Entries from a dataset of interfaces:
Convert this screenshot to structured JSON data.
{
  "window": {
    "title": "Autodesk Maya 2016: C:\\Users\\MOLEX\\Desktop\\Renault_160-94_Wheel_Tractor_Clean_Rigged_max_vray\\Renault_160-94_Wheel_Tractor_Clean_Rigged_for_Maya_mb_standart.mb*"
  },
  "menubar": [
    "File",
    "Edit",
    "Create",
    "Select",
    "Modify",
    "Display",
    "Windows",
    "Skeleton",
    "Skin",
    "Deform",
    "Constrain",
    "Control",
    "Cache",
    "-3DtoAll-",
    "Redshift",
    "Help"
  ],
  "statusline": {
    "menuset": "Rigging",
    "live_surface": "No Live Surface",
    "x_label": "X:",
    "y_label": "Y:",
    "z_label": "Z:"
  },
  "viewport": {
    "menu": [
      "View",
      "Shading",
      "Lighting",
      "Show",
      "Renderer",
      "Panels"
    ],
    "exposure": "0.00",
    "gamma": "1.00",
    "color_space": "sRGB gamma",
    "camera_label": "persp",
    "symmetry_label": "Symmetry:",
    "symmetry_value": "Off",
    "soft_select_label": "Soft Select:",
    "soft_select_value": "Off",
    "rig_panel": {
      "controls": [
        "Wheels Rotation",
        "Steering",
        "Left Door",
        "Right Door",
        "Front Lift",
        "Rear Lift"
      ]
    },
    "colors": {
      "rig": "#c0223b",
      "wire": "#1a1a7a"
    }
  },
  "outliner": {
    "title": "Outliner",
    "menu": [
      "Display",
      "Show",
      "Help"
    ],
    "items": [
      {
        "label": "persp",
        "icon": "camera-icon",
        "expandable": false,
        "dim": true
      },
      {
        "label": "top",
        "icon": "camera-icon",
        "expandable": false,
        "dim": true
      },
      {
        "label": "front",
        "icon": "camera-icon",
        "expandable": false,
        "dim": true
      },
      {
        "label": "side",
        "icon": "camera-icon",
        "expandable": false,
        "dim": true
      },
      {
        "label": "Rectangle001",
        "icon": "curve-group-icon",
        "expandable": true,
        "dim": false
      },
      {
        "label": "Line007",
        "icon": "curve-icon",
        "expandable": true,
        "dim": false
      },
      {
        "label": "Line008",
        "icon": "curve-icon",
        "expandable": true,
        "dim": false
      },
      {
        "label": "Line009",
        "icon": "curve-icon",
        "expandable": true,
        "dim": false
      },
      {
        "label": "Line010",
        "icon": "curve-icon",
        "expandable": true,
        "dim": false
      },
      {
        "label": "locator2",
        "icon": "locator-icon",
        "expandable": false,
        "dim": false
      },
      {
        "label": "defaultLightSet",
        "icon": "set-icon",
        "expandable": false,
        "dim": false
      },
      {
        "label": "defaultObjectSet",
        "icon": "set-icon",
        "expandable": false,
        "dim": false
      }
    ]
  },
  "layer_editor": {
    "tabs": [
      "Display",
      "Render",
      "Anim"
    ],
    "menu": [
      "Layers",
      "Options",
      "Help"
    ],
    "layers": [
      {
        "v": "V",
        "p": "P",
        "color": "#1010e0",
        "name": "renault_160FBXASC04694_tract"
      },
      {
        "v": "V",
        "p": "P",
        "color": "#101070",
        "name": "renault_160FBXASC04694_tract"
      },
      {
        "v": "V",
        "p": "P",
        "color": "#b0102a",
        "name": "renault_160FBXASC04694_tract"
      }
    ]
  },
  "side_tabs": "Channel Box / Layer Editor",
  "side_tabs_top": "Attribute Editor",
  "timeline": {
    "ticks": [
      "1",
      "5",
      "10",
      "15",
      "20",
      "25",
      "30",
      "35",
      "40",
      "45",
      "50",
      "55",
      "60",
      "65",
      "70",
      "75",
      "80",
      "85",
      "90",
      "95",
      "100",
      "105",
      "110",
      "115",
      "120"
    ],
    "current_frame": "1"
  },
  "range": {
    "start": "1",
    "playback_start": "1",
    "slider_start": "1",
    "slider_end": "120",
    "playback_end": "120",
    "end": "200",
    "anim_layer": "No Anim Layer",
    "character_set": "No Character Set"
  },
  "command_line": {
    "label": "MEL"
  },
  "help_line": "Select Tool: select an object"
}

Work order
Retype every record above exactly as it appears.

Expected answer
Convert this screenshot to structured JSON data.
{
  "window": {
    "title": "Autodesk Maya 2016: C:\\Users\\MOLEX\\Desktop\\Renault_160-94_Wheel_Tractor_Clean_Rigged_max_vray\\Renault_160-94_Wheel_Tractor_Clean_Rigged_for_Maya_mb_standart.mb*"
  },
  "menubar": [
    "File",
    "Edit",
    "Create",
    "Select",
    "Modify",
    "Display",
    "Windows",
    "Skeleton",
    "Skin",
    "Deform",
    "Constrain",
    "Control",
    "Cache",
    "-3DtoAll-",
    "Redshift",
    "Help"
  ],
  "statusline": {
    "menuset": "Rigging",
    "live_surface": "No Live Surface",
    "x_label": "X:",
    "y_label": "Y:",
    "z_label": "Z:"
  },
  "viewport": {
    "menu": [
      "View",
      "Shading",
      "Lighting",
      "Show",
      "Renderer",
      "Panels"
    ],
    "exposure": "0.00",
    "gamma": "1.00",
    "color_space": "sRGB gamma",
    "camera_label": "persp",
    "symmetry_label": "Symmetry:",
    "symmetry_value": "Off",
    "soft_select_label": "Soft Select:",
    "soft_select_value": "Off",
    "rig_panel": {
      "controls": [
        "Wheels Rotation",
        "Steering",
        "Left Door",
        "Right Door",
        "Front Lift",
        "Rear Lift"
      ]
    },
    "colors": {
      "rig": "#c0223b",
      "wire": "#1a1a7a"
    }
  },
  "outliner": {
    "title": "Outliner",
    "menu": [
      "Display",
      "Show",
      "Help"
    ],
    "items": [
      {
        "label": "persp",
        "icon": "camera-icon",
        "expandable": false,
        "dim": true
      },
      {
        "label": "top",
        "icon": "camera-icon",
        "expandable": false,
        "dim": true
      },
      {
        "label": "front",
        "icon": "camera-icon",
        "expandable": false,
        "dim": true
      },
      {
        "label": "side",
        "icon": "camera-icon",
        "expandable": false,
        "dim": true
      },
      {
        "label": "Rectangle001",
        "icon": "curve-group-icon",
        "expandable": true,
        "dim": false
      },
      {
        "label": "Line007",
        "icon": "curve-icon",
        "expandable": true,
        "dim": false
      },
      {
        "label": "Line008",
        "icon": "curve-icon",
        "expandable": true,
        "dim": false
      },
      {
        "label": "Line009",
        "icon": "curve-icon",
        "expandable": true,
        "dim": false
      },
      {
        "label": "Line010",
        "icon": "curve-icon",
        "expandable": true,
        "dim": false
      },
      {
        "label": "locator2",
        "icon": "locator-icon",
        "expandable": false,
        "dim": false
      },
      {
        "label": "defaultLightSet",
        "icon": "set-icon",
        "expandable": false,
        "dim": false
      },
      {
        "label": "defaultObjectSet",
        "icon": "set-icon",
        "expandable": false,
        "dim": false
      }
    ]
  },
  "layer_editor": {
    "tabs": [
      "Display",
      "Render",
      "Anim"
    ],
    "menu": [
      "Layers",
      "Options",
      "Help"
    ],
    "layers": [
      {
        "v": "V",
        "p": "P",
        "color": "#1010e0",
        "name": "renault_160FBXASC04694_tract"
      },
      {
        "v": "V",
        "p": "P",
        "color": "#101070",
        "name": "renault_160FBXASC04694_tract"
      },
      {
        "v": "V",
        "p": "P",
        "color": "#b0102a",
        "name": "renault_160FBXASC04694_tract"
      }
    ]
  },
  "side_tabs": "Channel Box / Layer Editor",
  "side_tabs_top": "Attribute Editor",
  "timeline": {
    "ticks": [
      "1",
      "5",
      "10",
      "15",
      "20",
      "25",
      "30",
      "35",
      "40",
      "45",
      "50",
      "55",
      "60",
      "65",
      "70",
      "75",
      "80",
      "85",
      "90",
      "95",
      "100",
      "105",
      "110",
      "115",
      "120"
    ],
    "current_frame": "1"
  },
  "range": {
    "start": "1",
    "playback_start": "1",
    "slider_start": "1",
    "slider_end": "120",
    "playback_end": "120",
    "end": "200",
    "anim_layer": "No Anim Layer",
    "character_set": "No Character Set"
  },
  "command_line": {
    "label": "MEL"
  },
  "help_line": "Select Tool: select an object"
}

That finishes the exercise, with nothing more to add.